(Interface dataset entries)
━━━
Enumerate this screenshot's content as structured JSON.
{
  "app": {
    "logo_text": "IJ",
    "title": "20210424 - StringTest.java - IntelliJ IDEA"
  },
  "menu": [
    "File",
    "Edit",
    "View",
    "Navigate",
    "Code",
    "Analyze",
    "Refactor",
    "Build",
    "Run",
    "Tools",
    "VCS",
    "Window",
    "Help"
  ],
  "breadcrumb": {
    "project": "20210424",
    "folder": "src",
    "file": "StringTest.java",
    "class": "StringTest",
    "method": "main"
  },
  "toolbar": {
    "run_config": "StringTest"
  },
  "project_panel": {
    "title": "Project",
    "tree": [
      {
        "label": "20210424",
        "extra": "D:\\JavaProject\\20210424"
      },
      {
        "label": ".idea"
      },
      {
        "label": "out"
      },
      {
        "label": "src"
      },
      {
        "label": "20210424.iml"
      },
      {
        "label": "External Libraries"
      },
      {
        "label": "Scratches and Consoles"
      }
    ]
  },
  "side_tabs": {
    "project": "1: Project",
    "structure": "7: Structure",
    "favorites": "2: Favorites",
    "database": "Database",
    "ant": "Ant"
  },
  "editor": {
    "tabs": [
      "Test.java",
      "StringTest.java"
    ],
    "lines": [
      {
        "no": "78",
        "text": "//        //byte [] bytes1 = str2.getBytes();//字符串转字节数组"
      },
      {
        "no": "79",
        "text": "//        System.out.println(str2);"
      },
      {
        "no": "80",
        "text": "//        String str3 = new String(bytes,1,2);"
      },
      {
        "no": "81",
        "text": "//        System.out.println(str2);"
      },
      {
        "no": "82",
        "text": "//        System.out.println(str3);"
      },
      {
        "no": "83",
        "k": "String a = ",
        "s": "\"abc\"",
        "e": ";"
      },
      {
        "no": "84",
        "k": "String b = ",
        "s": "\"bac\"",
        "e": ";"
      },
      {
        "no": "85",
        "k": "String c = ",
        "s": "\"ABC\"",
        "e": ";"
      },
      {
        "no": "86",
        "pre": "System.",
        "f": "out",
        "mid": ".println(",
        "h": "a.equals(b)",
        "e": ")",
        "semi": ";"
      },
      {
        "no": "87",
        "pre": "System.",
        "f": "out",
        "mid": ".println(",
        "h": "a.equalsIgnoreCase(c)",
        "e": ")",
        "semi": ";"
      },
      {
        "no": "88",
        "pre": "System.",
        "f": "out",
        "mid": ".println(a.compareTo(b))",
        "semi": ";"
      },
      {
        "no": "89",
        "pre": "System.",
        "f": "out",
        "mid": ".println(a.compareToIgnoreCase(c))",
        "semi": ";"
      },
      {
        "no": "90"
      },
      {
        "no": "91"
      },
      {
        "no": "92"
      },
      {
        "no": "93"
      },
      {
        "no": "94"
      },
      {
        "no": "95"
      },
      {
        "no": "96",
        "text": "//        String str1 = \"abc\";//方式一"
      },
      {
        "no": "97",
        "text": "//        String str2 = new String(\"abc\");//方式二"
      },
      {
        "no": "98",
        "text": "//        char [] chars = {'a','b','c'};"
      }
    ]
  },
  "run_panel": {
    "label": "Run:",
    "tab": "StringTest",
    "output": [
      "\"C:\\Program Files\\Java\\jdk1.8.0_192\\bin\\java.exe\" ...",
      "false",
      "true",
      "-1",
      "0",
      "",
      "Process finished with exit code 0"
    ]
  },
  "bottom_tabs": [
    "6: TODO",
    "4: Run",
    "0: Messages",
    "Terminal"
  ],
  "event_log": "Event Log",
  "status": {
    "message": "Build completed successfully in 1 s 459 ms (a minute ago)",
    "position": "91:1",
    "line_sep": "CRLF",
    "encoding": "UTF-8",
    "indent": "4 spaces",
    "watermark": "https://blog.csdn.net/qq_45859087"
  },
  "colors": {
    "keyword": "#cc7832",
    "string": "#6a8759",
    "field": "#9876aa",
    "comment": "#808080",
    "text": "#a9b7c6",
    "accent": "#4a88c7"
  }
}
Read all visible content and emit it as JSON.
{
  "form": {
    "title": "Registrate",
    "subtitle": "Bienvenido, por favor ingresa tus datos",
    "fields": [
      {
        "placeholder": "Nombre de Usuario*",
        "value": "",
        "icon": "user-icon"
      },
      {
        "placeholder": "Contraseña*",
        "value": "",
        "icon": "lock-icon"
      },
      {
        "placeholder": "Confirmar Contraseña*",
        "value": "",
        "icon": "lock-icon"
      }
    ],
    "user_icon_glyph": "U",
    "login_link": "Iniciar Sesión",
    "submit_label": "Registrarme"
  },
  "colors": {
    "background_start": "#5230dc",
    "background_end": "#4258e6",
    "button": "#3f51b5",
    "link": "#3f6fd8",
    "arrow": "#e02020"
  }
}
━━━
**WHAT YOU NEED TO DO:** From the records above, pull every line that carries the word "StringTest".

**THE COMPLETED TASK:**
    "title": "20210424 - StringTest.java - IntelliJ IDEA"
    "file": "StringTest.java",
    "class": "StringTest",
    "run_config": "StringTest"
      "StringTest.java"
    "tab": "StringTest",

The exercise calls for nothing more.